Abdullah Alazzawi said he got to the site at 5 a.m. to secure a spot in the line.
“It’s an amazing feeling, I feel more alive, more free,” he told CBC News.
“I think more people should get the vaccine.”
Alazzawi said it was a hectic process but was worth the wait.
“I think they should speed up the process a little bit, get a lot more people vaccinated so a lot more people have a chance to be safe and live with their loved ones safely,” he said.
More than 222,000 appointments booked
On Friday, Scarborough Health Network held a mobile clinic at a high school in a hot spot neighbourhood where they vaccinated staff and students.
As of Saturday morning, the city says approximately 222,085 people have booked COVID-19 vaccination appointments at a city-run clinic, an increase of 52,115 people since the vaccine eligibility was expanded on Friday.
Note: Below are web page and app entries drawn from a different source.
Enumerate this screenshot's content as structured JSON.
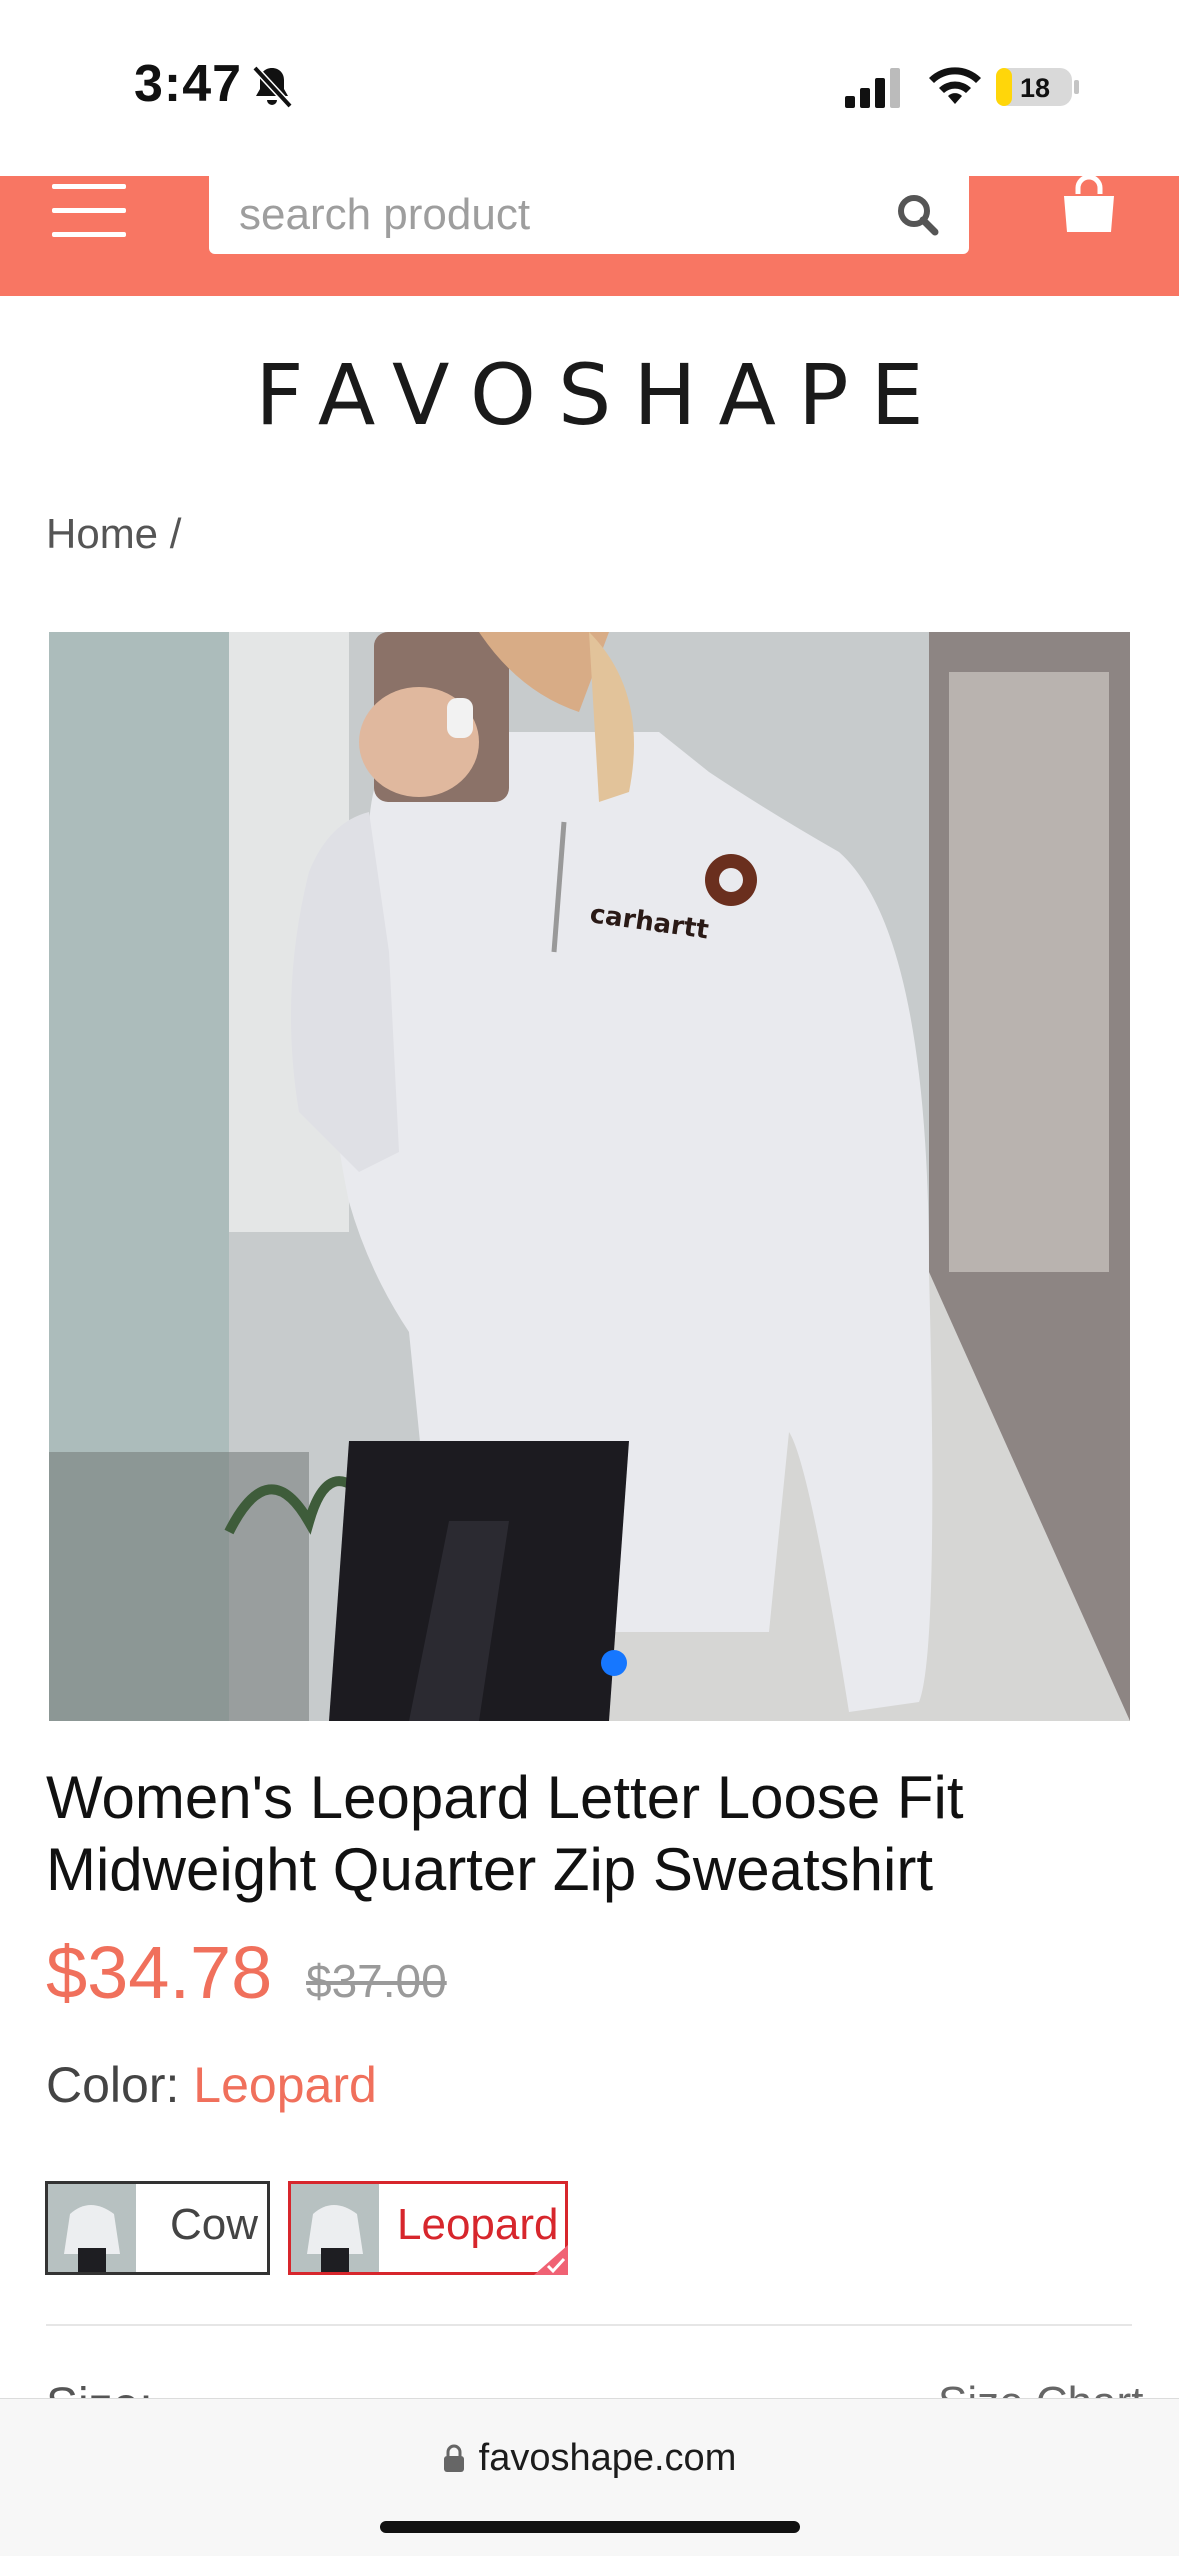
{
  "status_bar": {
    "time": "3:47",
    "battery": "18",
    "battery_color": "#ffd60a"
  },
  "header": {
    "search_placeholder": "search product",
    "bg_color": "#f87663"
  },
  "brand": {
    "logo_text": "FAVOSHAPE"
  },
  "breadcrumb": {
    "text": "Home /"
  },
  "product": {
    "title": "Women's Leopard Letter Loose Fit Midweight Quarter Zip Sweatshirt",
    "price": "$34.78",
    "old_price": "$37.00",
    "price_color": "#f0705c",
    "image_brand_text": "carhartt",
    "carousel_active_index": 0
  },
  "color_option": {
    "label": "Color:",
    "selected": "Leopard",
    "swatches": [
      {
        "label": "Cow",
        "selected": false
      },
      {
        "label": "Leopard",
        "selected": true
      }
    ]
  },
  "size_option": {
    "label": "Size:",
    "chart_link": "Size Chart"
  },
  "browser": {
    "url": "favoshape.com"
  },
  "icons": [
    "bell-slash-icon",
    "signal-icon",
    "wifi-icon",
    "battery-icon",
    "menu-icon",
    "search-icon",
    "shopping-bag-icon",
    "check-icon",
    "lock-icon"
  ]
}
The city says there are appointments still available and eligible residents are encouraged to book an appointment through the dark blue ‘Book a Vaccine‘ button with the added option of booking by phone through the provincial vaccine information line at 1-888-999-6488.
The city and health-care partners are working to operate a total of approximately 34 clinics Saturday, including mobile teams and on-site clinics, to vaccinate priority groups identified by the province of Ontario’s priority framework.
These clinics are only vaccinating those in the priority groups who have confirmed appointments.